al., eds., New History of Ireland. However, the FDA editors
seem to have mistaken the name.

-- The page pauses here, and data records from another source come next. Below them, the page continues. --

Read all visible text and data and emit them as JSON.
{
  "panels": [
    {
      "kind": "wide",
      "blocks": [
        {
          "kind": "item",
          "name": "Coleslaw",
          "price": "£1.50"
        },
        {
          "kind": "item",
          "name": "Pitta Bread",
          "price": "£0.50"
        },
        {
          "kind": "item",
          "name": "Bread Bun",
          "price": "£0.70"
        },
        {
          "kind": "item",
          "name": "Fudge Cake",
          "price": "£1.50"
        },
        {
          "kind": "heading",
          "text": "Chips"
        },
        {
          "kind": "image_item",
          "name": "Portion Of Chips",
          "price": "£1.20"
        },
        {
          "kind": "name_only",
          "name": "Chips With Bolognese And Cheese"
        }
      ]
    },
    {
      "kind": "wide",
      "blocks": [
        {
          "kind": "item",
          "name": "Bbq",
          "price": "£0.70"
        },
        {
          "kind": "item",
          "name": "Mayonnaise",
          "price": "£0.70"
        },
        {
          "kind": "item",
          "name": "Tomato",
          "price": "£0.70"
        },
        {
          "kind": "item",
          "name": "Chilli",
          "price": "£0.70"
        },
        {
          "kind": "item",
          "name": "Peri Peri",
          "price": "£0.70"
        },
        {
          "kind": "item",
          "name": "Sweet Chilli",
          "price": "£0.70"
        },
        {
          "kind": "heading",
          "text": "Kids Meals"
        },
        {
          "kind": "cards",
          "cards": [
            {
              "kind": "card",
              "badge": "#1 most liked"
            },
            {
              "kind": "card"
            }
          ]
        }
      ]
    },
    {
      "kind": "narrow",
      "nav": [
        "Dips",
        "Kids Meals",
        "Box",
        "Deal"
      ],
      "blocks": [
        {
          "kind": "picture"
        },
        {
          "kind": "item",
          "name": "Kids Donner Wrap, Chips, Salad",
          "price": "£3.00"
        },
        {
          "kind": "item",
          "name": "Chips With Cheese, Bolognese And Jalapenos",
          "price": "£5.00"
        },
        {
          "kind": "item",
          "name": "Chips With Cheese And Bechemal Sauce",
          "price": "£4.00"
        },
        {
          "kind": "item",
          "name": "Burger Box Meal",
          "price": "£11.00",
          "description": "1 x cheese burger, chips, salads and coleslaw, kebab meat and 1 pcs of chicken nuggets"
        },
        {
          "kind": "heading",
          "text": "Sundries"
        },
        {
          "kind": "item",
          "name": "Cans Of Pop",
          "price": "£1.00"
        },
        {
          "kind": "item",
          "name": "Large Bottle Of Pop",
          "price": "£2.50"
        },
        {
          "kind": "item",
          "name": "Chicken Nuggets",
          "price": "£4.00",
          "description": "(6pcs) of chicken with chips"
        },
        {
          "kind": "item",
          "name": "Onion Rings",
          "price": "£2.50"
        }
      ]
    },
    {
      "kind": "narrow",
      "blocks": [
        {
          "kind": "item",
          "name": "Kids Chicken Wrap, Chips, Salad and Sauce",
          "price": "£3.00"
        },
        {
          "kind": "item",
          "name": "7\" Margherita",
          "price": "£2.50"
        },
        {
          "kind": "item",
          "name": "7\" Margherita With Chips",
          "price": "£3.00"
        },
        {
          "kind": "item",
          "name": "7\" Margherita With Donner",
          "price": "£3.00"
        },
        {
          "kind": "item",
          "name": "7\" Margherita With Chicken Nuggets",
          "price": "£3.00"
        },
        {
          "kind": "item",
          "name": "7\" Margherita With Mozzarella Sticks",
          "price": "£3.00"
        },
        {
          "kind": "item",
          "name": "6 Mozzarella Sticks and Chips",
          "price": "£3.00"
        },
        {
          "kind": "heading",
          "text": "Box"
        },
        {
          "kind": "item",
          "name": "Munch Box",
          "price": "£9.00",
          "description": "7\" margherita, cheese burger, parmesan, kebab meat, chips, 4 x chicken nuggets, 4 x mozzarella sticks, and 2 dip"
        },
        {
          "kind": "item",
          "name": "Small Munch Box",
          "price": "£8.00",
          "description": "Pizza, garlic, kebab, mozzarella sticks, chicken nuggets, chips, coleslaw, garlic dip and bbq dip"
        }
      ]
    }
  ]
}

Henry Boylan, A Dictionary of Irish
Biography (1988) follows Dictionary of National Biography in
citing John Magee the elder and John Magee younger (who was defended by
Daniel OConnell), while William Magee, is called as the archbishop
of Dublin, ed. TCD (1766-1831) in the ODNB.
The Halliday Pamphlets, Vol.
592 (RIA Library) holds The Trial of John Magee for Printing and Publishing
a Slanderous and Defamatory Libel against Richard Daly, Esq., Dublin,
1790 [cited in Peter Kavanagh, Irish Theatre, 1946].
The Sham Squire: there
is an account of Magee and the Sham Squire [Francis Higgins] in
Brian Inglis, West Briton (1962), stemming from the fuller account
in his Freedom of the Press in Ireland (1954). SEE also Gilbert,
Crow Street,, chp. in History of Dublin for fine of
£500 levied against attacks on Richard Daly].
Grand Olympic Pig Hunt: A hunt of this description was organised maliciously by Magee on the land of Lord Clonmell. Acc. to the account given by Lord Cloncurry, Magee inherited a sum of money after
his dealings with Clonmell and having set aside £10,000 for his family, he planned to spend the remaining £4000 on the hunt with the blessings of God, on Lord
Clonmell. See in M. J. Craig, Dublin 1660-1860 (Alan Figgis 1980), p.227f., which also quotes from the diary of Lord Clonmell (John Scott) on this point.